# [EXERCISE PROMPT]
For the data below, tally how many lines contain "Password" and answer only with that tally.

# [INPUT DATA]
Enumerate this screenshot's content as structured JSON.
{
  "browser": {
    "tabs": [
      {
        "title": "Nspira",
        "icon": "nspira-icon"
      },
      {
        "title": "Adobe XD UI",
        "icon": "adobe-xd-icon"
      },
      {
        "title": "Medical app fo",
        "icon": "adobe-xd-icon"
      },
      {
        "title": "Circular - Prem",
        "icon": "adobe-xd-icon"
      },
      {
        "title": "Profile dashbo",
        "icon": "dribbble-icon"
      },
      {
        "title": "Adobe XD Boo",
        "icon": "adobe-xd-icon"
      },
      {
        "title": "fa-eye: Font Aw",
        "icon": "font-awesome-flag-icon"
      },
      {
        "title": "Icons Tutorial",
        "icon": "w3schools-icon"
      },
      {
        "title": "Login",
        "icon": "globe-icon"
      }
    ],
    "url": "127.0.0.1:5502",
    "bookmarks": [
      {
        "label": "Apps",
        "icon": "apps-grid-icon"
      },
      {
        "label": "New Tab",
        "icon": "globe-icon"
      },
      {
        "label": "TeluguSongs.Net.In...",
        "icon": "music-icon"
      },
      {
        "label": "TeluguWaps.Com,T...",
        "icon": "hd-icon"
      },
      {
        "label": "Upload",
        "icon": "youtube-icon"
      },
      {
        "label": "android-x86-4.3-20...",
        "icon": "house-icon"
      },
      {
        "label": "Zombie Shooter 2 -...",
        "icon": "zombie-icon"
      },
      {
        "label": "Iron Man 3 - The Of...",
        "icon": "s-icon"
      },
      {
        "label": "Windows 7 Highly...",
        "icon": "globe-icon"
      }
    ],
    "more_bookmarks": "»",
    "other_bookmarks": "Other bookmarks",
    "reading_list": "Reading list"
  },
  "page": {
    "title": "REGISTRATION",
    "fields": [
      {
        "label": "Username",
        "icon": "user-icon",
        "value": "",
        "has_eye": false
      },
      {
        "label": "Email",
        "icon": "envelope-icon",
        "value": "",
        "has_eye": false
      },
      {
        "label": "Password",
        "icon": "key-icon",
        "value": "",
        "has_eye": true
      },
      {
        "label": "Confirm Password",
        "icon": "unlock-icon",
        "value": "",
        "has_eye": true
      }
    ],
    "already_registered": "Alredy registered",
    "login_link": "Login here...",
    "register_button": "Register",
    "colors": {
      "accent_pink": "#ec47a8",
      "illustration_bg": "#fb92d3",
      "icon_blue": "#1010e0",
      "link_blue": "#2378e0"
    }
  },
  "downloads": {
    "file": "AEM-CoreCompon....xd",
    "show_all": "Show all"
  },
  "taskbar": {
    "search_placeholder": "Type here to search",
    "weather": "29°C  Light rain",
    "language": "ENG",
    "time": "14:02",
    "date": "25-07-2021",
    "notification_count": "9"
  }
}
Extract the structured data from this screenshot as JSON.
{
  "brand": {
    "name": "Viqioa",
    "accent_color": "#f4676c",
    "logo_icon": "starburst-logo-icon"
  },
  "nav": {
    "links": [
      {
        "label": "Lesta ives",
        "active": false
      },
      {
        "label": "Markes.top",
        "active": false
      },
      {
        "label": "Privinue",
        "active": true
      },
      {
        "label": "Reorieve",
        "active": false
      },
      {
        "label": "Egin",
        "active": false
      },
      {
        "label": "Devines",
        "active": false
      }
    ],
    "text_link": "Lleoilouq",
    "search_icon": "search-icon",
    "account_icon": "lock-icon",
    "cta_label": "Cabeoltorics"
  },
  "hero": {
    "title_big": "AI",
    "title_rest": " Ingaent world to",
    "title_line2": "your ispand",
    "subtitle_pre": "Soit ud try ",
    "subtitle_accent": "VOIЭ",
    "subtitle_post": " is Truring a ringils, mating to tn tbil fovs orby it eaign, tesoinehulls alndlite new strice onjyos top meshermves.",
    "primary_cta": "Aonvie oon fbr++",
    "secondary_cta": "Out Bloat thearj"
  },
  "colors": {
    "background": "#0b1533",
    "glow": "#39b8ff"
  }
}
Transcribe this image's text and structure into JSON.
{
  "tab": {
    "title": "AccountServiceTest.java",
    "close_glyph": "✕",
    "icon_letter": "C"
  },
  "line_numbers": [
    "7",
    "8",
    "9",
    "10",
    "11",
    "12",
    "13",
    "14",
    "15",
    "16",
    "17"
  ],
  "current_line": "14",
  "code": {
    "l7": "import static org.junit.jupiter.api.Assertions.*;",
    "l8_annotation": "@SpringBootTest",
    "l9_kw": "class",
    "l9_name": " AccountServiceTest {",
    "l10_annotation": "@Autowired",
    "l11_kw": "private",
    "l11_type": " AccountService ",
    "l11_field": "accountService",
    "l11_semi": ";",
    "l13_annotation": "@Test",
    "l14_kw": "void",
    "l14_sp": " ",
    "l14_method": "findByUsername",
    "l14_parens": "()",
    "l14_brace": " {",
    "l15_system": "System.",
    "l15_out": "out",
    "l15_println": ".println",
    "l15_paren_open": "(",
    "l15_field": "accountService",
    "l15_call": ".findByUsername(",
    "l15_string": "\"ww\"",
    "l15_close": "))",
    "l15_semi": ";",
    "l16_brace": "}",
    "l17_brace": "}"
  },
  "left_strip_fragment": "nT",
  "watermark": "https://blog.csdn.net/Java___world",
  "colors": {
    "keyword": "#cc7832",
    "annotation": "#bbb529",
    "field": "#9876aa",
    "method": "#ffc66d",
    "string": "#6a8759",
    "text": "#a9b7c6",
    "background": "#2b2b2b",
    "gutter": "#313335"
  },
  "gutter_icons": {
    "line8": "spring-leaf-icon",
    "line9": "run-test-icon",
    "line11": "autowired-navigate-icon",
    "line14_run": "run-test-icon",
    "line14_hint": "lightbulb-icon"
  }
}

# [RESULT]
2